### Given records
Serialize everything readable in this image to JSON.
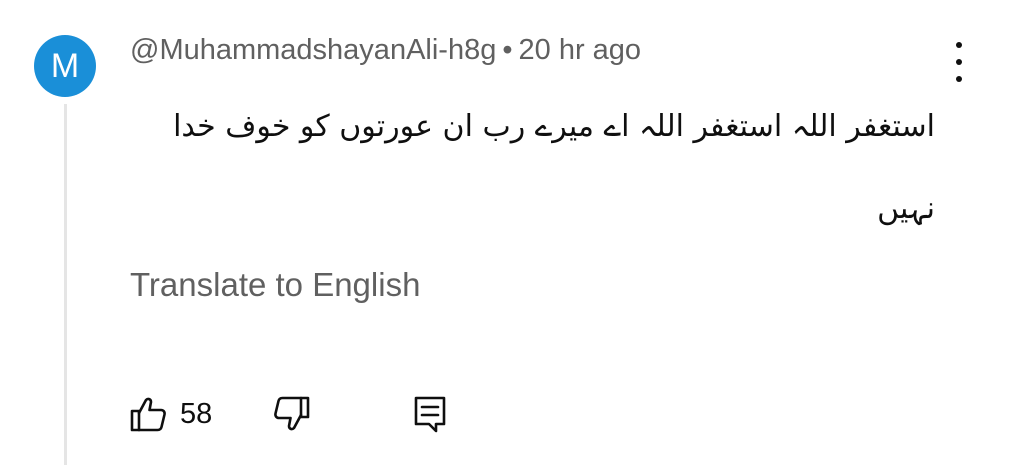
{
  "comment": {
    "avatar_letter": "M",
    "author": "@MuhammadshayanAli-h8g",
    "separator": "•",
    "time": "20 hr ago",
    "text": "استغفر اللہ استغفر اللہ اے میرے رب ان عورتوں کو خوف خدا نہیں",
    "translate_label": "Translate to English",
    "like_count": "58"
  },
  "icons": {
    "menu": "vertical-dots-icon",
    "like": "thumbs-up-icon",
    "dislike": "thumbs-down-icon",
    "reply": "reply-comment-icon"
  },
  "colors": {
    "avatar_bg": "#1a8fd8",
    "secondary_text": "#606060",
    "primary_text": "#0f0f0f"
  }
}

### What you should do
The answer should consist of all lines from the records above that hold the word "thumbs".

### Your response
    "like": "thumbs-up-icon",
    "dislike": "thumbs-down-icon",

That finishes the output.